MATERIAL PROVIDED START

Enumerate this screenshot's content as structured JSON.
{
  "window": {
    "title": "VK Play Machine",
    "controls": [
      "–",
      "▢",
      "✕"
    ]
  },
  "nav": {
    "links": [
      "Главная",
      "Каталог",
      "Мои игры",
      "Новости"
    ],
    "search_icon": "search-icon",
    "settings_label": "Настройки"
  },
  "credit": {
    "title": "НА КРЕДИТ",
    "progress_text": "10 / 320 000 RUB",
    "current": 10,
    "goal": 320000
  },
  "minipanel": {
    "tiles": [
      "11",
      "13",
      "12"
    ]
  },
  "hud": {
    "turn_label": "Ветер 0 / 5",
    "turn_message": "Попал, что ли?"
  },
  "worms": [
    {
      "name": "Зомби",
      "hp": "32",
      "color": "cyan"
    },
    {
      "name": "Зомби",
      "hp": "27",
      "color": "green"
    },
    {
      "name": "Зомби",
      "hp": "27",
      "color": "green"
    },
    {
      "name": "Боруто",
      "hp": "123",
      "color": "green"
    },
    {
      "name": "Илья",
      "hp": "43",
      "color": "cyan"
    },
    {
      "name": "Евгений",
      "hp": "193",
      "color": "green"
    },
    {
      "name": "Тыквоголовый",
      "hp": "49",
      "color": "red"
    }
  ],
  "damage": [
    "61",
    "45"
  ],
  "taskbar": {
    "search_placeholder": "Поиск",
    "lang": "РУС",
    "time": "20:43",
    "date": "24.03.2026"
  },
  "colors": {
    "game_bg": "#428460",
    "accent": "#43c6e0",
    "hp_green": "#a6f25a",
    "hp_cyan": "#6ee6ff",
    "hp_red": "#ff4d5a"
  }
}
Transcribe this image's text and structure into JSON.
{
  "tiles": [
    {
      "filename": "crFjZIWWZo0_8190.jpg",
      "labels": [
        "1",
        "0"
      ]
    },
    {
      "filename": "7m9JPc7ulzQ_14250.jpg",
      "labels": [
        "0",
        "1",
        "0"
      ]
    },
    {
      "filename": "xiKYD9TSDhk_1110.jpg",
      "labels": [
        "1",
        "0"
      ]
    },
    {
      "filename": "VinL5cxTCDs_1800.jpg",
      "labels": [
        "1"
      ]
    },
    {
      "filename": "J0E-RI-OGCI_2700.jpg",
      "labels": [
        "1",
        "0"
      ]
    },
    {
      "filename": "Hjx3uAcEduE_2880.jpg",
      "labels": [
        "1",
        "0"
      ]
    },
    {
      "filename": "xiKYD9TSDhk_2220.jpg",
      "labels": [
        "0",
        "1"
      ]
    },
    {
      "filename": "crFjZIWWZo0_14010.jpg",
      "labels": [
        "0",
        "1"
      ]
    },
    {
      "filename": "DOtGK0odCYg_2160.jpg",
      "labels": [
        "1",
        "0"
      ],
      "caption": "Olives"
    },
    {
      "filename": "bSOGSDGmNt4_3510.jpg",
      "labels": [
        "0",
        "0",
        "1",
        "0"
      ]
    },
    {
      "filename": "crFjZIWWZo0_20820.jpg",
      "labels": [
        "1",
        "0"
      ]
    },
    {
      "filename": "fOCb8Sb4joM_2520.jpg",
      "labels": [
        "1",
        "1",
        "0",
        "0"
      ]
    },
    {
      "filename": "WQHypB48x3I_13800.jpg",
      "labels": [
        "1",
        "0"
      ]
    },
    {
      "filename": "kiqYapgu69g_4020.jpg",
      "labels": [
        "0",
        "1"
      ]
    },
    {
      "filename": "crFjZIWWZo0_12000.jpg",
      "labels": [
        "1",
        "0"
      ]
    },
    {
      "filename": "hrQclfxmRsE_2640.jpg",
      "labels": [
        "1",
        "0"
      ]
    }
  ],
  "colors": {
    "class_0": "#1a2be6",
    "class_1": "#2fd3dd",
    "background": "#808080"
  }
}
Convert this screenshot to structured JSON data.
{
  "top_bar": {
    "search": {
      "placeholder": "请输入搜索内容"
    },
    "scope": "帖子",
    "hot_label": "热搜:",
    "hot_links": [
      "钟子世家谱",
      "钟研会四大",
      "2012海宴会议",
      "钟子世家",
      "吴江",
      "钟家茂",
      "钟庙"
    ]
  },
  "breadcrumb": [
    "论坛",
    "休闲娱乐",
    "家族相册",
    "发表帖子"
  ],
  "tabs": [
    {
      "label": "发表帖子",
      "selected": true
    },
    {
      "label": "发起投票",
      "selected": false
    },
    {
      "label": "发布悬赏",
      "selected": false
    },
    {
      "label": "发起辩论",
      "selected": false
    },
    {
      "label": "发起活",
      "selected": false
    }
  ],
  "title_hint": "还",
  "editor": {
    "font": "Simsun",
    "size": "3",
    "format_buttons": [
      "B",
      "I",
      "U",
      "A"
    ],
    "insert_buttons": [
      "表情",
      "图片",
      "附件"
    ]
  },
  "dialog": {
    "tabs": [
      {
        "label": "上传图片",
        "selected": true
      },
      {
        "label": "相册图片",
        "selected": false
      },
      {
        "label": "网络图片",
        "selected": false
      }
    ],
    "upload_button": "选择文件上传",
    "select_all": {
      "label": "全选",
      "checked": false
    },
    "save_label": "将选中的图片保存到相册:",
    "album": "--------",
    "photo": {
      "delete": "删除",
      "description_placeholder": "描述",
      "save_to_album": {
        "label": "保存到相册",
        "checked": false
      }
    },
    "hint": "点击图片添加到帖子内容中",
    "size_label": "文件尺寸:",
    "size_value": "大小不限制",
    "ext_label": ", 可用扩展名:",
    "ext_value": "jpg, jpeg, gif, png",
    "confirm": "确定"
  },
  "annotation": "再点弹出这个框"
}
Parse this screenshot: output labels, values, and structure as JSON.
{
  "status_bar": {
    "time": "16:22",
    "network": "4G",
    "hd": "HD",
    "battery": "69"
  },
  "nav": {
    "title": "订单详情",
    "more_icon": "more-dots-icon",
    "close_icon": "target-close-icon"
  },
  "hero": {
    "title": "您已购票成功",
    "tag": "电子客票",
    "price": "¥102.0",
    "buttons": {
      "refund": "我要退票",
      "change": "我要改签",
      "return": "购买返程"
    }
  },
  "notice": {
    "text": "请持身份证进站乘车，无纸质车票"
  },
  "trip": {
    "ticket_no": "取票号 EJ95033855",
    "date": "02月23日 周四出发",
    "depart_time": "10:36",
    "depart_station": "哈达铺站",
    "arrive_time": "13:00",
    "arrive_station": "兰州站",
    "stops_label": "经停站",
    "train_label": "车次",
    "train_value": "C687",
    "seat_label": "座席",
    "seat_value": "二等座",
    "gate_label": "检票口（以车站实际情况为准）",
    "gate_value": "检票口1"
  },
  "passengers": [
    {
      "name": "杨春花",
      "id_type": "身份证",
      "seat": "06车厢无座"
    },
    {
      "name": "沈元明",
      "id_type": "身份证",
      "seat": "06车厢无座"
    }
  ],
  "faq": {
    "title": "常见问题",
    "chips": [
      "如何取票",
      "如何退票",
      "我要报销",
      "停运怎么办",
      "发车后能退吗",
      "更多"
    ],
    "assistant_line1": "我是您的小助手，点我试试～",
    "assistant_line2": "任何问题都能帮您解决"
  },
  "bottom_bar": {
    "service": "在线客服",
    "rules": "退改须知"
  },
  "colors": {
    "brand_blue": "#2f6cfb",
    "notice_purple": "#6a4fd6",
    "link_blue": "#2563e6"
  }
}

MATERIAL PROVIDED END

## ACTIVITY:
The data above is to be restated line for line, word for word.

## FINISHED TASK:
Enumerate this screenshot's content as structured JSON.
{
  "window": {
    "title": "VK Play Machine",
    "controls": [
      "–",
      "▢",
      "✕"
    ]
  },
  "nav": {
    "links": [
      "Главная",
      "Каталог",
      "Мои игры",
      "Новости"
    ],
    "search_icon": "search-icon",
    "settings_label": "Настройки"
  },
  "credit": {
    "title": "НА КРЕДИТ",
    "progress_text": "10 / 320 000 RUB",
    "current": 10,
    "goal": 320000
  },
  "minipanel": {
    "tiles": [
      "11",
      "13",
      "12"
    ]
  },
  "hud": {
    "turn_label": "Ветер 0 / 5",
    "turn_message": "Попал, что ли?"
  },
  "worms": [
    {
      "name": "Зомби",
      "hp": "32",
      "color": "cyan"
    },
    {
      "name": "Зомби",
      "hp": "27",
      "color": "green"
    },
    {
      "name": "Зомби",
      "hp": "27",
      "color": "green"
    },
    {
      "name": "Боруто",
      "hp": "123",
      "color": "green"
    },
    {
      "name": "Илья",
      "hp": "43",
      "color": "cyan"
    },
    {
      "name": "Евгений",
      "hp": "193",
      "color": "green"
    },
    {
      "name": "Тыквоголовый",
      "hp": "49",
      "color": "red"
    }
  ],
  "damage": [
    "61",
    "45"
  ],
  "taskbar": {
    "search_placeholder": "Поиск",
    "lang": "РУС",
    "time": "20:43",
    "date": "24.03.2026"
  },
  "colors": {
    "game_bg": "#428460",
    "accent": "#43c6e0",
    "hp_green": "#a6f25a",
    "hp_cyan": "#6ee6ff",
    "hp_red": "#ff4d5a"
  }
}
Transcribe this image's text and structure into JSON.
{
  "tiles": [
    {
      "filename": "crFjZIWWZo0_8190.jpg",
      "labels": [
        "1",
        "0"
      ]
    },
    {
      "filename": "7m9JPc7ulzQ_14250.jpg",
      "labels": [
        "0",
        "1",
        "0"
      ]
    },
    {
      "filename": "xiKYD9TSDhk_1110.jpg",
      "labels": [
        "1",
        "0"
      ]
    },
    {
      "filename": "VinL5cxTCDs_1800.jpg",
      "labels": [
        "1"
      ]
    },
    {
      "filename": "J0E-RI-OGCI_2700.jpg",
      "labels": [
        "1",
        "0"
      ]
    },
    {
      "filename": "Hjx3uAcEduE_2880.jpg",
      "labels": [
        "1",
        "0"
      ]
    },
    {
      "filename": "xiKYD9TSDhk_2220.jpg",
      "labels": [
        "0",
        "1"
      ]
    },
    {
      "filename": "crFjZIWWZo0_14010.jpg",
      "labels": [
        "0",
        "1"
      ]
    },
    {
      "filename": "DOtGK0odCYg_2160.jpg",
      "labels": [
        "1",
        "0"
      ],
      "caption": "Olives"
    },
    {
      "filename": "bSOGSDGmNt4_3510.jpg",
      "labels": [
        "0",
        "0",
        "1",
        "0"
      ]
    },
    {
      "filename": "crFjZIWWZo0_20820.jpg",
      "labels": [
        "1",
        "0"
      ]
    },
    {
      "filename": "fOCb8Sb4joM_2520.jpg",
      "labels": [
        "1",
        "1",
        "0",
        "0"
      ]
    },
    {
      "filename": "WQHypB48x3I_13800.jpg",
      "labels": [
        "1",
        "0"
      ]
    },
    {
      "filename": "kiqYapgu69g_4020.jpg",
      "labels": [
        "0",
        "1"
      ]
    },
    {
      "filename": "crFjZIWWZo0_12000.jpg",
      "labels": [
        "1",
        "0"
      ]
    },
    {
      "filename": "hrQclfxmRsE_2640.jpg",
      "labels": [
        "1",
        "0"
      ]
    }
  ],
  "colors": {
    "class_0": "#1a2be6",
    "class_1": "#2fd3dd",
    "background": "#808080"
  }
}
Convert this screenshot to structured JSON data.
{
  "top_bar": {
    "search": {
      "placeholder": "请输入搜索内容"
    },
    "scope": "帖子",
    "hot_label": "热搜:",
    "hot_links": [
      "钟子世家谱",
      "钟研会四大",
      "2012海宴会议",
      "钟子世家",
      "吴江",
      "钟家茂",
      "钟庙"
    ]
  },
  "breadcrumb": [
    "论坛",
    "休闲娱乐",
    "家族相册",
    "发表帖子"
  ],
  "tabs": [
    {
      "label": "发表帖子",
      "selected": true
    },
    {
      "label": "发起投票",
      "selected": false
    },
    {
      "label": "发布悬赏",
      "selected": false
    },
    {
      "label": "发起辩论",
      "selected": false
    },
    {
      "label": "发起活",
      "selected": false
    }
  ],
  "title_hint": "还",
  "editor": {
    "font": "Simsun",
    "size": "3",
    "format_buttons": [
      "B",
      "I",
      "U",
      "A"
    ],
    "insert_buttons": [
      "表情",
      "图片",
      "附件"
    ]
  },
  "dialog": {
    "tabs": [
      {
        "label": "上传图片",
        "selected": true
      },
      {
        "label": "相册图片",
        "selected": false
      },
      {
        "label": "网络图片",
        "selected": false
      }
    ],
    "upload_button": "选择文件上传",
    "select_all": {
      "label": "全选",
      "checked": false
    },
    "save_label": "将选中的图片保存到相册:",
    "album": "--------",
    "photo": {
      "delete": "删除",
      "description_placeholder": "描述",
      "save_to_album": {
        "label": "保存到相册",
        "checked": false
      }
    },
    "hint": "点击图片添加到帖子内容中",
    "size_label": "文件尺寸:",
    "size_value": "大小不限制",
    "ext_label": ", 可用扩展名:",
    "ext_value": "jpg, jpeg, gif, png",
    "confirm": "确定"
  },
  "annotation": "再点弹出这个框"
}
Parse this screenshot: output labels, values, and structure as JSON.
{
  "status_bar": {
    "time": "16:22",
    "network": "4G",
    "hd": "HD",
    "battery": "69"
  },
  "nav": {
    "title": "订单详情",
    "more_icon": "more-dots-icon",
    "close_icon": "target-close-icon"
  },
  "hero": {
    "title": "您已购票成功",
    "tag": "电子客票",
    "price": "¥102.0",
    "buttons": {
      "refund": "我要退票",
      "change": "我要改签",
      "return": "购买返程"
    }
  },
  "notice": {
    "text": "请持身份证进站乘车，无纸质车票"
  },
  "trip": {
    "ticket_no": "取票号 EJ95033855",
    "date": "02月23日 周四出发",
    "depart_time": "10:36",
    "depart_station": "哈达铺站",
    "arrive_time": "13:00",
    "arrive_station": "兰州站",
    "stops_label": "经停站",
    "train_label": "车次",
    "train_value": "C687",
    "seat_label": "座席",
    "seat_value": "二等座",
    "gate_label": "检票口（以车站实际情况为准）",
    "gate_value": "检票口1"
  },
  "passengers": [
    {
      "name": "杨春花",
      "id_type": "身份证",
      "seat": "06车厢无座"
    },
    {
      "name": "沈元明",
      "id_type": "身份证",
      "seat": "06车厢无座"
    }
  ],
  "faq": {
    "title": "常见问题",
    "chips": [
      "如何取票",
      "如何退票",
      "我要报销",
      "停运怎么办",
      "发车后能退吗",
      "更多"
    ],
    "assistant_line1": "我是您的小助手，点我试试～",
    "assistant_line2": "任何问题都能帮您解决"
  },
  "bottom_bar": {
    "service": "在线客服",
    "rules": "退改须知"
  },
  "colors": {
    "brand_blue": "#2f6cfb",
    "notice_purple": "#6a4fd6",
    "link_blue": "#2563e6"
  }
}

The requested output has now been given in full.